§ **Goal of the exercise**
Each record that follows should be repeated exactly, minus any images.

Data records:

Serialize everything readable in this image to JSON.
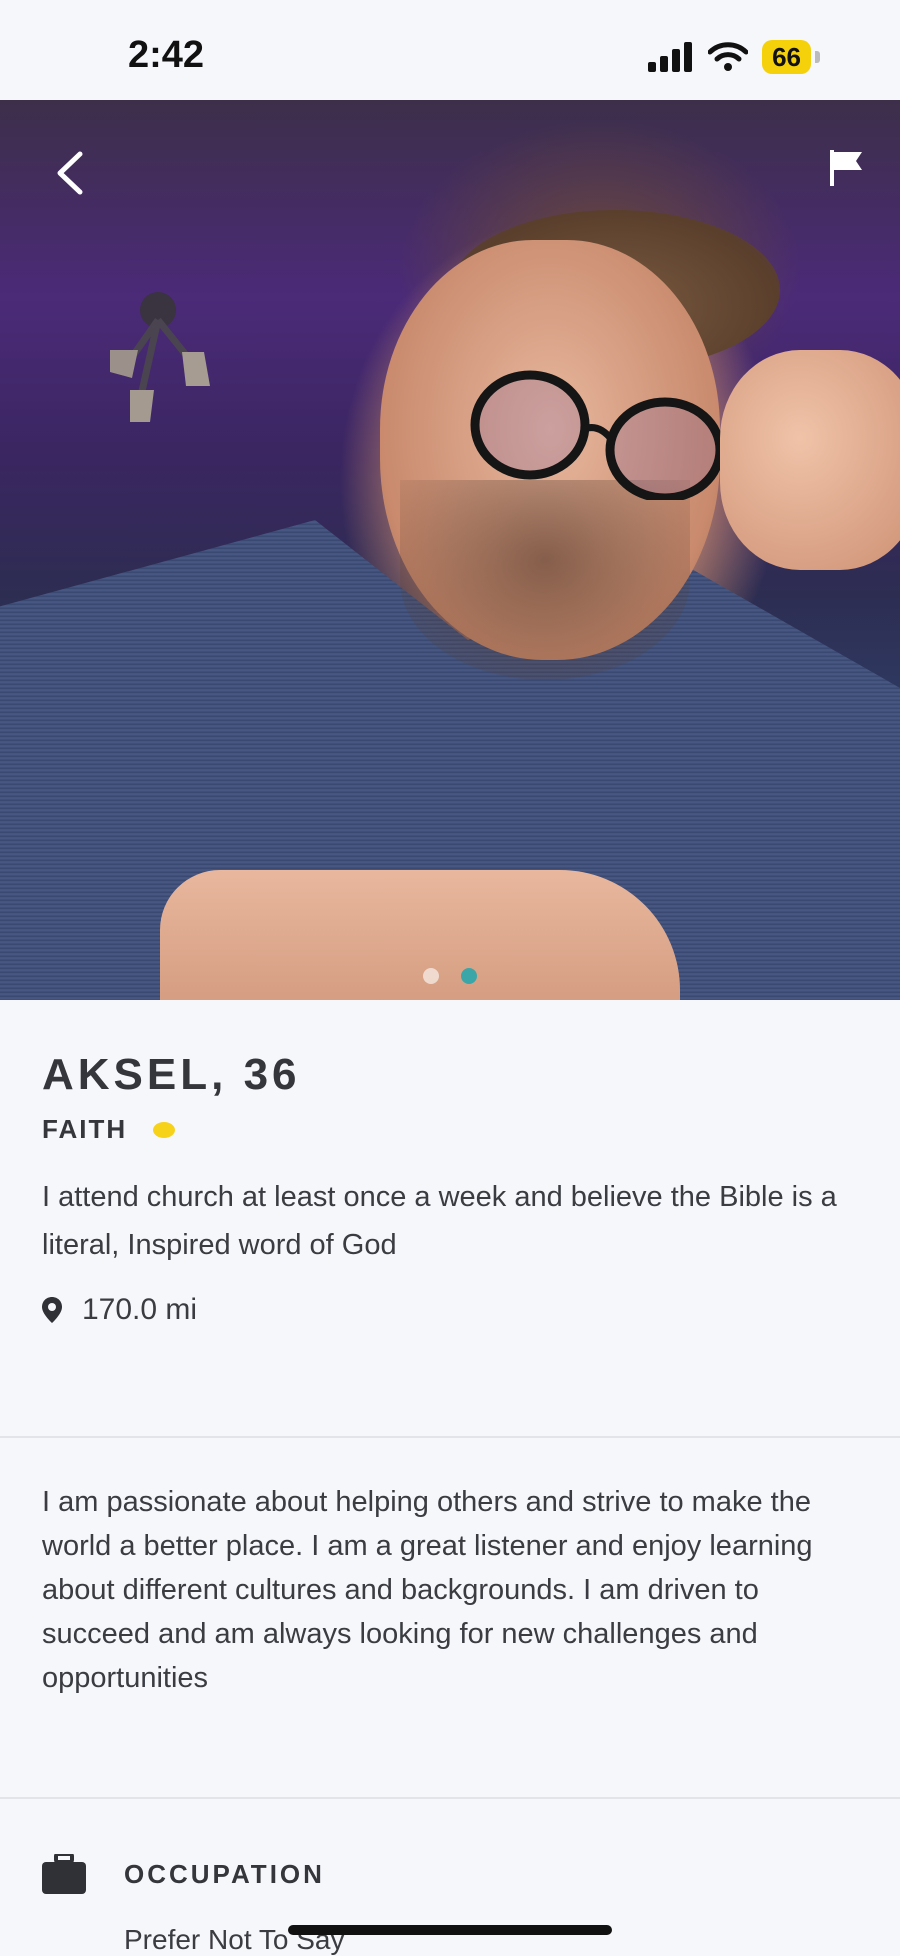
{
  "status_bar": {
    "time": "2:42",
    "battery": "66"
  },
  "profile": {
    "name_age": "AKSEL, 36",
    "faith_label": "FAITH",
    "faith_color": "#f7d21a",
    "faith_description": "I attend church at least once a week and believe the Bible is a literal, Inspired word of God",
    "distance": "170.0 mi",
    "photo_count": 2,
    "active_photo_index": 1
  },
  "bio": "I am passionate about helping others and strive to make the world a better place. I am a great listener and enjoy learning about different cultures and backgrounds. I am driven to succeed and am always looking for new challenges and opportunities",
  "occupation": {
    "label": "OCCUPATION",
    "value": "Prefer Not To Say"
  },
  "icons": [
    "back-chevron-icon",
    "flag-icon",
    "location-pin-icon",
    "briefcase-icon",
    "cellular-signal-icon",
    "wifi-icon",
    "battery-icon"
  ],
  "colors": {
    "accent_dot": "#3aa6a8",
    "background": "#f6f7fb"
  }
}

§ **Response area**
Serialize everything readable in this image to JSON.
{
  "status_bar": {
    "time": "2:42",
    "battery": "66"
  },
  "profile": {
    "name_age": "AKSEL, 36",
    "faith_label": "FAITH",
    "faith_color": "#f7d21a",
    "faith_description": "I attend church at least once a week and believe the Bible is a literal, Inspired word of God",
    "distance": "170.0 mi",
    "photo_count": 2,
    "active_photo_index": 1
  },
  "bio": "I am passionate about helping others and strive to make the world a better place. I am a great listener and enjoy learning about different cultures and backgrounds. I am driven to succeed and am always looking for new challenges and opportunities",
  "occupation": {
    "label": "OCCUPATION",
    "value": "Prefer Not To Say"
  },
  "icons": [
    "back-chevron-icon",
    "flag-icon",
    "location-pin-icon",
    "briefcase-icon",
    "cellular-signal-icon",
    "wifi-icon",
    "battery-icon"
  ],
  "colors": {
    "accent_dot": "#3aa6a8",
    "background": "#f6f7fb"
  }
}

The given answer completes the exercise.